Hansel and Gretel method of dropping items to make each room unique,
but you'll be hard pressed to find 16 items. Here's where your
deductive logic and the above notes may help. (In fact, it IS possible
to collect 16 items, but not until you've found your way through
the maze! It's like the classic problem of which comes first, the
chicken or the egg?)
After I'd finished the game, I discovered that there's
actually a sign which TELLS YOU THE CORRECT PATH THROUGH THE MAZE!
However, it was a bit cryptic and so completely unexpected that
I'm not surprised that I didn't see its relevance at the time.
The recommended path takes seven moves, but if you map the maze
properly, you'll find a slightly shorter route which takes only
When you finally surface from the maze, you'll find
yourself deep in the bowels of General Garantz's military base.
There are lots of corridors, bunkers, catwalks, service rooms,
platforms and missile hangars to explore, but very little to do.
Don't worry about the employees wandering about the base. They
will not bother you as long as you're still wearing your disguise.
You will eventually encounter a pair of locked doors.
The first requires a code number which you should know if you've
done everything that your contact told you to do. (Note that when
you type in the code number, you shouldn't use spaces, commas,
dashes or any other separators between the numbers. If you do,
you'll get killed.) The second door requires only a bit of brute
force – and the right object.
Well, at long last you're face to face with General
Garantz. Remember your mission and act quick – you've only
got one move to get the job done. And make sure you do it properly.
Of the two means of assassination available to you, only one leads
to a successful conclusion. The other is the biggest red herring
of the whole game!
Time to go
That's it for this issue. I hope that you found the
playing strategies helpful. I can't remember the last time I received
a letter from a PAGE 6 reader, nevertheless my usual invitation
still applies. If you have any questions or comments about the
column, suggestions for future columns or you just need a hint
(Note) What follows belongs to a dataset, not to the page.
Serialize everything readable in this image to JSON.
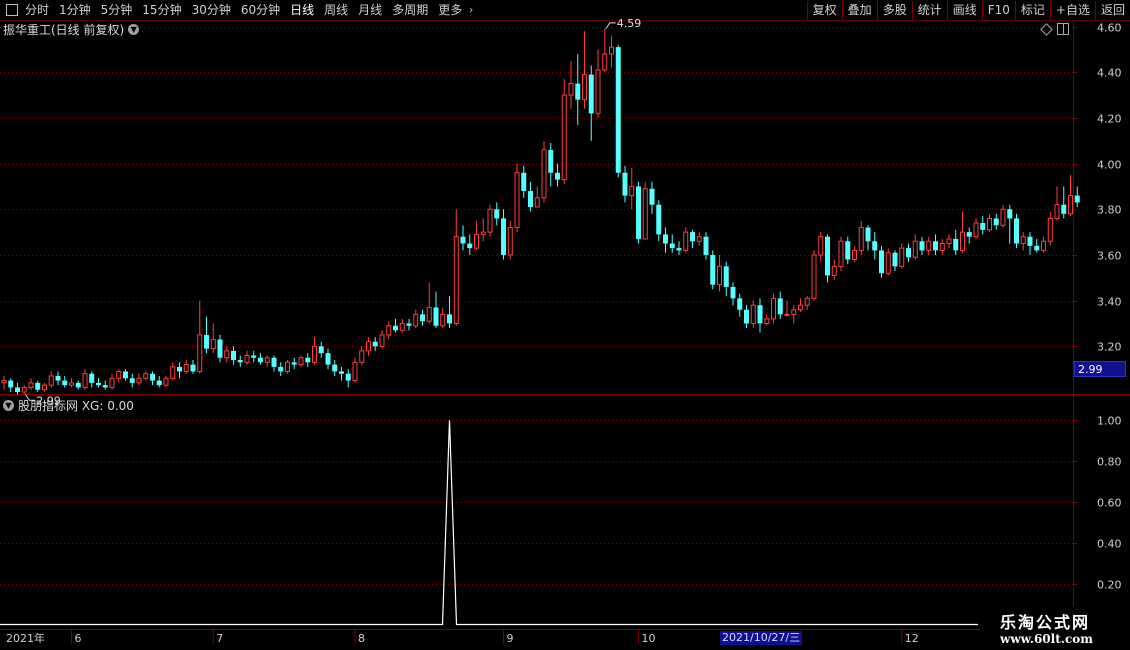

for a specific Adventure, please feel free to write. If writing
from anywhere outside Australia and you expect a reply, please
include two international reply coupons to cover the return postage.